▶ _Aim of the task_:
Return the full set of records, matching them character for character.
BEGIN
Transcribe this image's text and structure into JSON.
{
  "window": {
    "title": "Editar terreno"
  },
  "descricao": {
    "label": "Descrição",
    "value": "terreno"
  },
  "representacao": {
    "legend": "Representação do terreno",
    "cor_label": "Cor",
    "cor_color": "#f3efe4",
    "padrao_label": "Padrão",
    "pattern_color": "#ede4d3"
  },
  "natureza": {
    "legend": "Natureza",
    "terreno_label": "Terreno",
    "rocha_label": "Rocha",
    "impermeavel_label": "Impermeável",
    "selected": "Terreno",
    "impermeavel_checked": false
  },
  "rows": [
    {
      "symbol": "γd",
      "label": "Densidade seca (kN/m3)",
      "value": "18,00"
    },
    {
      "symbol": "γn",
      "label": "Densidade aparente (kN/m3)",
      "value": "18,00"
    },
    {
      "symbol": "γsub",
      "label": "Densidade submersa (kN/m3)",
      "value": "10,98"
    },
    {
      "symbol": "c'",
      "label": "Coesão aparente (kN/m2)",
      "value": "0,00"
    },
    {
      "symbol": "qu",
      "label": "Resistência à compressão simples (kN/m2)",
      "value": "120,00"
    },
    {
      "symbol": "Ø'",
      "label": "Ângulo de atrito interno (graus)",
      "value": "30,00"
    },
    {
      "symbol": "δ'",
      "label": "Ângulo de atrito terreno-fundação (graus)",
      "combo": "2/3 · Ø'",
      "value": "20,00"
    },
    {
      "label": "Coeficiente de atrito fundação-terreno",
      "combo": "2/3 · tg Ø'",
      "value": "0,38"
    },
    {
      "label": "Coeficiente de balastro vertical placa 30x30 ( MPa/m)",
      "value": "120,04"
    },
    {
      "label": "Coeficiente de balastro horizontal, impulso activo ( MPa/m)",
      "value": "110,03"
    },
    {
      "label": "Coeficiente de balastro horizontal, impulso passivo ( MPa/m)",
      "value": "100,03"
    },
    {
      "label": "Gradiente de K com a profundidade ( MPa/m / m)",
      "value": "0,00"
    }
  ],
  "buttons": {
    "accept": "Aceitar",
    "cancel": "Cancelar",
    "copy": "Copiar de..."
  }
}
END
▶ _Response area_:
Transcribe this image's text and structure into JSON.
{
  "window": {
    "title": "Editar terreno"
  },
  "descricao": {
    "label": "Descrição",
    "value": "terreno"
  },
  "representacao": {
    "legend": "Representação do terreno",
    "cor_label": "Cor",
    "cor_color": "#f3efe4",
    "padrao_label": "Padrão",
    "pattern_color": "#ede4d3"
  },
  "natureza": {
    "legend": "Natureza",
    "terreno_label": "Terreno",
    "rocha_label": "Rocha",
    "impermeavel_label": "Impermeável",
    "selected": "Terreno",
    "impermeavel_checked": false
  },
  "rows": [
    {
      "symbol": "γd",
      "label": "Densidade seca (kN/m3)",
      "value": "18,00"
    },
    {
      "symbol": "γn",
      "label": "Densidade aparente (kN/m3)",
      "value": "18,00"
    },
    {
      "symbol": "γsub",
      "label": "Densidade submersa (kN/m3)",
      "value": "10,98"
    },
    {
      "symbol": "c'",
      "label": "Coesão aparente (kN/m2)",
      "value": "0,00"
    },
    {
      "symbol": "qu",
      "label": "Resistência à compressão simples (kN/m2)",
      "value": "120,00"
    },
    {
      "symbol": "Ø'",
      "label": "Ângulo de atrito interno (graus)",
      "value": "30,00"
    },
    {
      "symbol": "δ'",
      "label": "Ângulo de atrito terreno-fundação (graus)",
      "combo": "2/3 · Ø'",
      "value": "20,00"
    },
    {
      "label": "Coeficiente de atrito fundação-terreno",
      "combo": "2/3 · tg Ø'",
      "value": "0,38"
    },
    {
      "label": "Coeficiente de balastro vertical placa 30x30 ( MPa/m)",
      "value": "120,04"
    },
    {
      "label": "Coeficiente de balastro horizontal, impulso activo ( MPa/m)",
      "value": "110,03"
    },
    {
      "label": "Coeficiente de balastro horizontal, impulso passivo ( MPa/m)",
      "value": "100,03"
    },
    {
      "label": "Gradiente de K com a profundidade ( MPa/m / m)",
      "value": "0,00"
    }
  ],
  "buttons": {
    "accept": "Aceitar",
    "cancel": "Cancelar",
    "copy": "Copiar de..."
  }
}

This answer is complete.